((

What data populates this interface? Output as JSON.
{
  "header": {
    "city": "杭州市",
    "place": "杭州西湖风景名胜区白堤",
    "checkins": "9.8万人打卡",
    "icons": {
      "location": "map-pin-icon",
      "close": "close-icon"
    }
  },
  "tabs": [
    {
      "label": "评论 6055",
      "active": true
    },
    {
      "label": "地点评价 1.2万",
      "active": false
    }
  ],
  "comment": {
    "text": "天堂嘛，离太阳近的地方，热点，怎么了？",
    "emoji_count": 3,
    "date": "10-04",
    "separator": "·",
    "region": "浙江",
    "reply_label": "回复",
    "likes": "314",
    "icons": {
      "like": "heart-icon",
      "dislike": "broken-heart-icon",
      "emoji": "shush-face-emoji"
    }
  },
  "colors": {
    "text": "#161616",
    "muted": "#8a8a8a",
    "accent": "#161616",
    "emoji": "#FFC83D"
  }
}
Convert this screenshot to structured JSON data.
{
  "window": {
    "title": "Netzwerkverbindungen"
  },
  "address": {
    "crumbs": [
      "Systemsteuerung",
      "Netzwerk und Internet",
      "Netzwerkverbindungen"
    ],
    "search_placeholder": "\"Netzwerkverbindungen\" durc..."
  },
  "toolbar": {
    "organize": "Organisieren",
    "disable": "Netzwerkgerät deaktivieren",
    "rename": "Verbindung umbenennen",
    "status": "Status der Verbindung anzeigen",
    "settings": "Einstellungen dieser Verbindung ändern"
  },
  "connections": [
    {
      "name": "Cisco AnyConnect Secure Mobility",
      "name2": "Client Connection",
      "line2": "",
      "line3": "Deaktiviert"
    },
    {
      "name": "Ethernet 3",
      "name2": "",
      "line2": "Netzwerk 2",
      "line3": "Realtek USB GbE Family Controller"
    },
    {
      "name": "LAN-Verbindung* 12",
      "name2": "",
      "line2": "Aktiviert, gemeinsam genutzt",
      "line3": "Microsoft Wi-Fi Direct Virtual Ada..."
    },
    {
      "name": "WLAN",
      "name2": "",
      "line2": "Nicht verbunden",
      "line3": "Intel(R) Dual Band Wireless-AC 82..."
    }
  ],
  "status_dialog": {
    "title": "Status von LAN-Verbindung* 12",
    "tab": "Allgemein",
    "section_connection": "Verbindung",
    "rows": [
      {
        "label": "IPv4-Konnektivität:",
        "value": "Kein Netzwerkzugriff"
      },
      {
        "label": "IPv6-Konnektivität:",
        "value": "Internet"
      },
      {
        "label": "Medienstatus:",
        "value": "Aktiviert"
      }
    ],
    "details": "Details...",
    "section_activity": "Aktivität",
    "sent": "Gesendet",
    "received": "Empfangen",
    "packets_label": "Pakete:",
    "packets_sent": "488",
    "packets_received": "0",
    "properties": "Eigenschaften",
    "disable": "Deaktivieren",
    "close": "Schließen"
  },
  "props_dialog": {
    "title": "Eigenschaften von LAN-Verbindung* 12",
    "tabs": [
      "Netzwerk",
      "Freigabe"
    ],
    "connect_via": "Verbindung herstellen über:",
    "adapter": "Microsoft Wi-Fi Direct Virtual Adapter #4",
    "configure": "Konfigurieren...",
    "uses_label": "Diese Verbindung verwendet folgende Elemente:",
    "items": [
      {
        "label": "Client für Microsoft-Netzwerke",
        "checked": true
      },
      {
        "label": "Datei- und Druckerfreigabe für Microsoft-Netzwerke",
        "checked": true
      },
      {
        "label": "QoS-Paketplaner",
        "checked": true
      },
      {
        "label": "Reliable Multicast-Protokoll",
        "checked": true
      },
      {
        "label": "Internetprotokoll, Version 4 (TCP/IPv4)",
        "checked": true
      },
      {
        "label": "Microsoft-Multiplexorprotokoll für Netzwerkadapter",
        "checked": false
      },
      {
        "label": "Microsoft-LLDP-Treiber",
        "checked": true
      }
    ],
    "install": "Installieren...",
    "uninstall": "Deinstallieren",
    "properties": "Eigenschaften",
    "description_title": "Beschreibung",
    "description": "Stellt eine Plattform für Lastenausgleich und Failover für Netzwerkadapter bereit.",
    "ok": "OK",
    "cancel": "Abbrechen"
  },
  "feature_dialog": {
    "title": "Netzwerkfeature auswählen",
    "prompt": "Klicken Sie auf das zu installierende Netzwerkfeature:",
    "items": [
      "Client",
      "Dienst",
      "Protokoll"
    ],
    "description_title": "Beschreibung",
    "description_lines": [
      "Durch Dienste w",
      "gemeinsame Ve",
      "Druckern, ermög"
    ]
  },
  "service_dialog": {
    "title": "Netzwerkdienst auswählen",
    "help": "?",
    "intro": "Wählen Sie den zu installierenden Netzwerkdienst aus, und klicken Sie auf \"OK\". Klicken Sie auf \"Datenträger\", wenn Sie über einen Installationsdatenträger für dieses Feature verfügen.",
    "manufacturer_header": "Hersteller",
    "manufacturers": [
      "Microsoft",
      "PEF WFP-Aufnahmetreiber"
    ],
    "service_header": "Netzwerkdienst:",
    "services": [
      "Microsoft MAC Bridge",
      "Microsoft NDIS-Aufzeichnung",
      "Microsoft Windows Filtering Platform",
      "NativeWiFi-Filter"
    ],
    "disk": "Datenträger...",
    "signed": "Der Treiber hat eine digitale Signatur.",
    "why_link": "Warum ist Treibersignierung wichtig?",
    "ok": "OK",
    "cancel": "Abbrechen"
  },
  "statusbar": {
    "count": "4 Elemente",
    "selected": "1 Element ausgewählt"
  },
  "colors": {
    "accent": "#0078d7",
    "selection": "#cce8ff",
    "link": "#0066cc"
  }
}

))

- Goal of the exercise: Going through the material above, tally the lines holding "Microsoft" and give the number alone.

- Answer to this exercise: 10